• double-blinded, id-number based registration and data-entering process were used, so that the respondent’s identity was not exposed

I collected the UK survey data electronically via the well-tested ‘Survey Monkey’ tools ( Functionalities such as blinded id-number-tracking services, tracking of non-respondents and automated reminders were provided by ‘Survey Monkey’.

Non-respondents were also indirectly taken into account in the survey, as the use of double-blinded id-number tracking enabled confidential tracking of non-responding MPs, so that background data for them could be collected from publicly available sources. This allowed me to correct for observed or unobserved non-response biases in the substantive statistical analyses, for example using the Heckman Correction Model.

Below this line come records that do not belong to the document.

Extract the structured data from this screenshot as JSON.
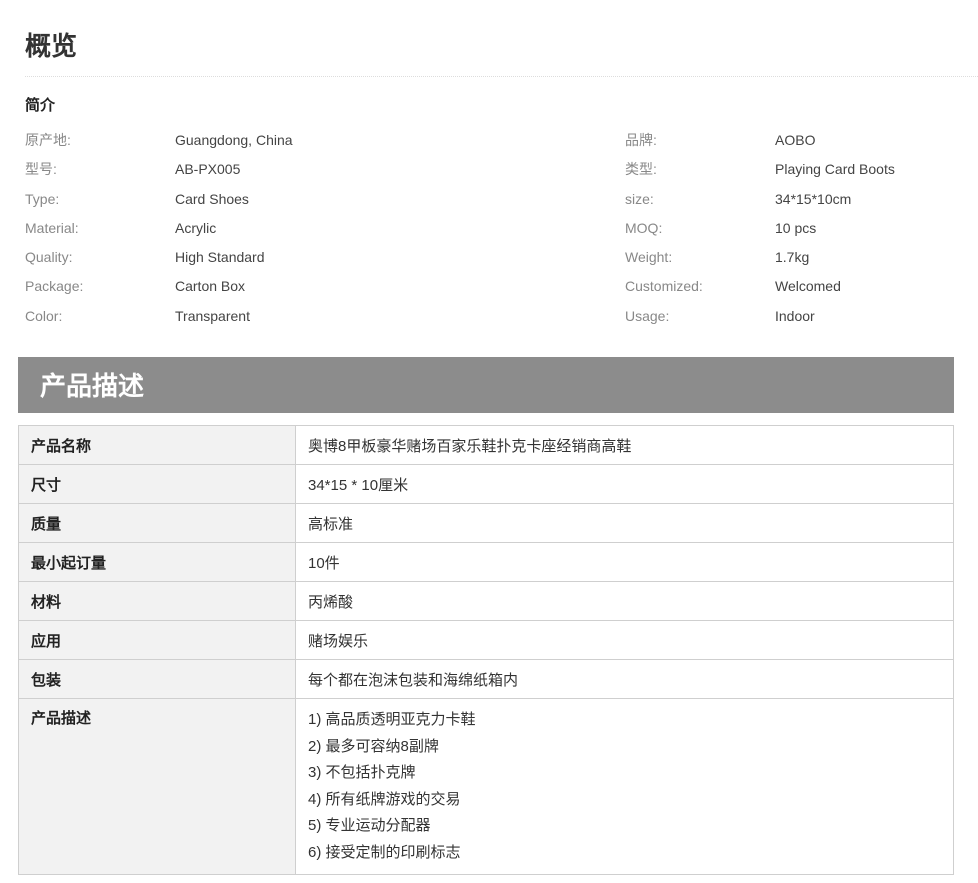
{
  "overview": {
    "title": "概览",
    "intro_title": "简介"
  },
  "specs": [
    {
      "label": "原产地:",
      "value": "Guangdong, China",
      "label2": "品牌:",
      "value2": "AOBO"
    },
    {
      "label": "型号:",
      "value": "AB-PX005",
      "label2": "类型:",
      "value2": "Playing Card Boots"
    },
    {
      "label": "Type:",
      "value": "Card Shoes",
      "label2": "size:",
      "value2": "34*15*10cm"
    },
    {
      "label": "Material:",
      "value": "Acrylic",
      "label2": "MOQ:",
      "value2": "10 pcs"
    },
    {
      "label": "Quality:",
      "value": "High Standard",
      "label2": "Weight:",
      "value2": "1.7kg"
    },
    {
      "label": "Package:",
      "value": "Carton Box",
      "label2": "Customized:",
      "value2": "Welcomed"
    },
    {
      "label": "Color:",
      "value": "Transparent",
      "label2": "Usage:",
      "value2": "Indoor"
    }
  ],
  "description": {
    "header": "产品描述",
    "rows": [
      {
        "key": "产品名称",
        "value": "奥博8甲板豪华赌场百家乐鞋扑克卡座经销商高鞋"
      },
      {
        "key": "尺寸",
        "value": "34*15 * 10厘米"
      },
      {
        "key": "质量",
        "value": "高标准"
      },
      {
        "key": "最小起订量",
        "value": "10件"
      },
      {
        "key": "材料",
        "value": "丙烯酸"
      },
      {
        "key": "应用",
        "value": "赌场娱乐"
      },
      {
        "key": "包装",
        "value": "每个都在泡沫包装和海绵纸箱内"
      }
    ],
    "features_key": "产品描述",
    "features": [
      "1) 高品质透明亚克力卡鞋",
      "2) 最多可容纳8副牌",
      "3) 不包括扑克牌",
      "4) 所有纸牌游戏的交易",
      "5) 专业运动分配器",
      "6) 接受定制的印刷标志"
    ]
  }
}
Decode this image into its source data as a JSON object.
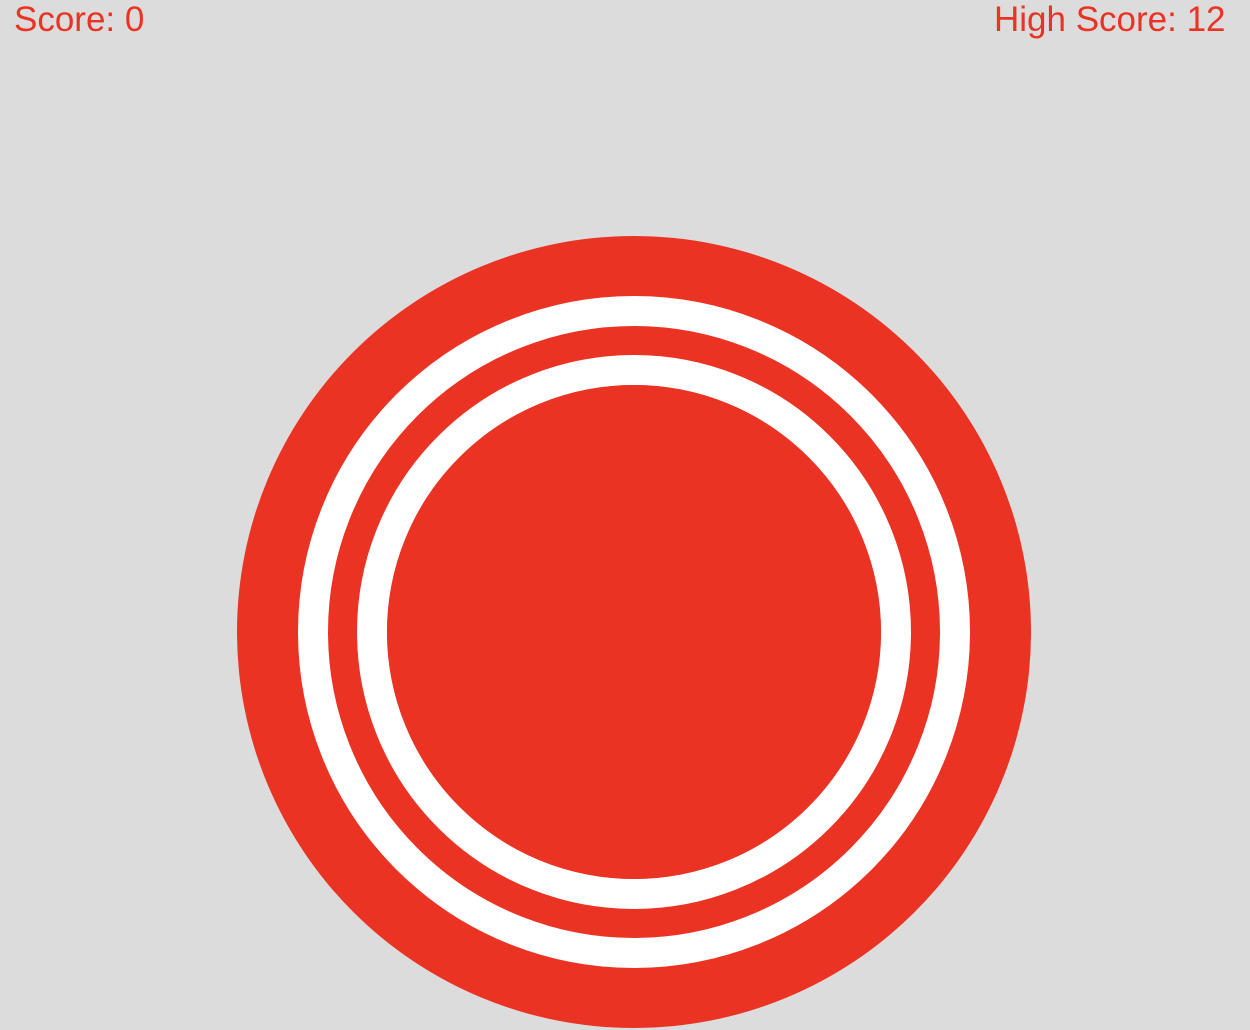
{
  "hud": {
    "score_label": "Score: 0",
    "high_score_label": "High Score: 12"
  },
  "colors": {
    "background": "#dcdcdc",
    "accent": "#ea3323",
    "ring": "#ffffff",
    "text": "#ea3323"
  },
  "target": {
    "icon": "bullseye-target"
  }
}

After statistical analysis of the factual survey data, the question around self-assessed ‘work-life stress’ yielded no statistically significant differences between the men and women parliamentarians. Thus, male and female parliamentarians, on the average, experience similar levels of work/life stress. However, significant gender differences in the sphere of domestic life and family household were identified among the national parliamentarians. These differences were more pronounced in Germany and the UK, than in Sweden. For example, the women parliamentarians were significantly less often married/cohabiting and less likely to have children living at home than their male colleagues. Further, the husbands/partners of the female parliamentarians of worked longer hours than the wives/partners of the male parliamentarians, indicating that the male parliamentarians had a partner who was more present at home. Also, the wives/partners of the male parliamentarians spent more hours in housework than the husbands/partners of their female colleagues.

Conclusions, Implications and Impact:

This project showed that male and female national parliamentarians were “gender equal” when it came to estimations of self-assessed work/life stress, as they experienced similar stress levels. Despite of this however, the male parliamentarians were still in an advantageous position in comparison to their female colleagues, since they had more support at home, enabling them to focus solely on their political career. The latter indicates that men and women Members of Parliament still have to face different situations within their family and private lives during their terms as MPs.

The results of this project are important for academics (sociologists and political scientists), but also for experts working to improve the functioning of the national parliament, and for policy makers within the area of work and wellbeing. Also, the results should be of importance to those in the informed public interested in topics related to gender inequality and the parliament.

The results are reported in the form of academic articles, under review, in international journals.